- [THE TASK]
Aside from the pictures, the entries should be given again exactly.

*** Opening GIVEN RECORDS ***

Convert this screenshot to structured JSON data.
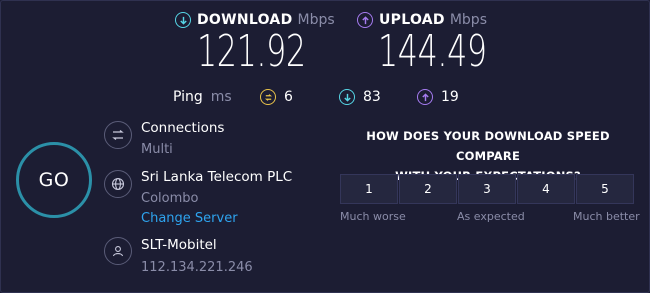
{
  "download": {
    "title": "DOWNLOAD",
    "unit": "Mbps",
    "value": "121.92"
  },
  "upload": {
    "title": "UPLOAD",
    "unit": "Mbps",
    "value": "144.49"
  },
  "ping": {
    "label": "Ping",
    "unit": "ms",
    "jitter": "6",
    "down": "83",
    "up": "19"
  },
  "go_label": "GO",
  "connections": {
    "title": "Connections",
    "value": "Multi"
  },
  "server": {
    "name": "Sri Lanka Telecom PLC",
    "location": "Colombo",
    "change_label": "Change Server"
  },
  "provider": {
    "name": "SLT-Mobitel",
    "ip": "112.134.221.246"
  },
  "survey": {
    "question_line1": "HOW DOES YOUR DOWNLOAD SPEED COMPARE",
    "question_line2": "WITH YOUR EXPECTATIONS?",
    "options": [
      "1",
      "2",
      "3",
      "4",
      "5"
    ],
    "hint_low": "Much worse",
    "hint_mid": "As expected",
    "hint_high": "Much better"
  },
  "colors": {
    "download": "#56d6e6",
    "upload": "#a57bf0",
    "jitter": "#e8c24a",
    "link": "#2ea4ef",
    "go_ring": "#2b90a8"
  }
}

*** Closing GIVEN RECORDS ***

- [ANSWER BOX]
Convert this screenshot to structured JSON data.
{
  "download": {
    "title": "DOWNLOAD",
    "unit": "Mbps",
    "value": "121.92"
  },
  "upload": {
    "title": "UPLOAD",
    "unit": "Mbps",
    "value": "144.49"
  },
  "ping": {
    "label": "Ping",
    "unit": "ms",
    "jitter": "6",
    "down": "83",
    "up": "19"
  },
  "go_label": "GO",
  "connections": {
    "title": "Connections",
    "value": "Multi"
  },
  "server": {
    "name": "Sri Lanka Telecom PLC",
    "location": "Colombo",
    "change_label": "Change Server"
  },
  "provider": {
    "name": "SLT-Mobitel",
    "ip": "112.134.221.246"
  },
  "survey": {
    "question_line1": "HOW DOES YOUR DOWNLOAD SPEED COMPARE",
    "question_line2": "WITH YOUR EXPECTATIONS?",
    "options": [
      "1",
      "2",
      "3",
      "4",
      "5"
    ],
    "hint_low": "Much worse",
    "hint_mid": "As expected",
    "hint_high": "Much better"
  },
  "colors": {
    "download": "#56d6e6",
    "upload": "#a57bf0",
    "jitter": "#e8c24a",
    "link": "#2ea4ef",
    "go_ring": "#2b90a8"
  }
}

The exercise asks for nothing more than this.